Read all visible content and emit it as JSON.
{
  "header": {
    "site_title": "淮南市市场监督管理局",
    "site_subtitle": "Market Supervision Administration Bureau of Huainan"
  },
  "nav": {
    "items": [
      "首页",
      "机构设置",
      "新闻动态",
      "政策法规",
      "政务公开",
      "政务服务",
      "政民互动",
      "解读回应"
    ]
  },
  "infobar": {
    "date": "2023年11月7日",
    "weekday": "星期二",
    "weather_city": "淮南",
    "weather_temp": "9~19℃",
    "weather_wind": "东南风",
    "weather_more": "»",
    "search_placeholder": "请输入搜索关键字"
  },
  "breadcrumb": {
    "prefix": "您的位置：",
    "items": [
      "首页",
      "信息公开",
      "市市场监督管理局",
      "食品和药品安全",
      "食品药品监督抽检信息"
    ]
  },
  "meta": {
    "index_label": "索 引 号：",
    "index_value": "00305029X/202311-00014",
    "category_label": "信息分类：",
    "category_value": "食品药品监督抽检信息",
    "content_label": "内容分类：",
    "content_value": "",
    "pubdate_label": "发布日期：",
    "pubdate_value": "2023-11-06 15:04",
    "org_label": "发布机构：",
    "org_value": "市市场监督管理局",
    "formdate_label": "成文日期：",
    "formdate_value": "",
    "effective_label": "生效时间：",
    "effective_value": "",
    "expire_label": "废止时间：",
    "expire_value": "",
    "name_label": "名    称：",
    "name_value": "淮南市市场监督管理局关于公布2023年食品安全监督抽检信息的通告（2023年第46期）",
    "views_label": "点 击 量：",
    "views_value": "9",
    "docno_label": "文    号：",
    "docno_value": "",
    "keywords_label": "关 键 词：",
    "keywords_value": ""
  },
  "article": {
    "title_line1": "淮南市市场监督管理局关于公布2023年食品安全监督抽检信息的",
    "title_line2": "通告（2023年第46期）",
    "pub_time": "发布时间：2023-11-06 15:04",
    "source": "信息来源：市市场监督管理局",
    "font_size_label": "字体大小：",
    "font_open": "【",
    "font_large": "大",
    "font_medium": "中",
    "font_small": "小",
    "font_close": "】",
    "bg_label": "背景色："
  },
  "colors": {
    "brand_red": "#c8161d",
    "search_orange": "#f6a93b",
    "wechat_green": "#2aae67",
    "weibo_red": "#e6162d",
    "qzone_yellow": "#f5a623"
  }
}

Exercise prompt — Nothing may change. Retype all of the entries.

Solution below —
Read all visible content and emit it as JSON.
{
  "header": {
    "site_title": "淮南市市场监督管理局",
    "site_subtitle": "Market Supervision Administration Bureau of Huainan"
  },
  "nav": {
    "items": [
      "首页",
      "机构设置",
      "新闻动态",
      "政策法规",
      "政务公开",
      "政务服务",
      "政民互动",
      "解读回应"
    ]
  },
  "infobar": {
    "date": "2023年11月7日",
    "weekday": "星期二",
    "weather_city": "淮南",
    "weather_temp": "9~19℃",
    "weather_wind": "东南风",
    "weather_more": "»",
    "search_placeholder": "请输入搜索关键字"
  },
  "breadcrumb": {
    "prefix": "您的位置：",
    "items": [
      "首页",
      "信息公开",
      "市市场监督管理局",
      "食品和药品安全",
      "食品药品监督抽检信息"
    ]
  },
  "meta": {
    "index_label": "索 引 号：",
    "index_value": "00305029X/202311-00014",
    "category_label": "信息分类：",
    "category_value": "食品药品监督抽检信息",
    "content_label": "内容分类：",
    "content_value": "",
    "pubdate_label": "发布日期：",
    "pubdate_value": "2023-11-06 15:04",
    "org_label": "发布机构：",
    "org_value": "市市场监督管理局",
    "formdate_label": "成文日期：",
    "formdate_value": "",
    "effective_label": "生效时间：",
    "effective_value": "",
    "expire_label": "废止时间：",
    "expire_value": "",
    "name_label": "名    称：",
    "name_value": "淮南市市场监督管理局关于公布2023年食品安全监督抽检信息的通告（2023年第46期）",
    "views_label": "点 击 量：",
    "views_value": "9",
    "docno_label": "文    号：",
    "docno_value": "",
    "keywords_label": "关 键 词：",
    "keywords_value": ""
  },
  "article": {
    "title_line1": "淮南市市场监督管理局关于公布2023年食品安全监督抽检信息的",
    "title_line2": "通告（2023年第46期）",
    "pub_time": "发布时间：2023-11-06 15:04",
    "source": "信息来源：市市场监督管理局",
    "font_size_label": "字体大小：",
    "font_open": "【",
    "font_large": "大",
    "font_medium": "中",
    "font_small": "小",
    "font_close": "】",
    "bg_label": "背景色："
  },
  "colors": {
    "brand_red": "#c8161d",
    "search_orange": "#f6a93b",
    "wechat_green": "#2aae67",
    "weibo_red": "#e6162d",
    "qzone_yellow": "#f5a623"
  }
}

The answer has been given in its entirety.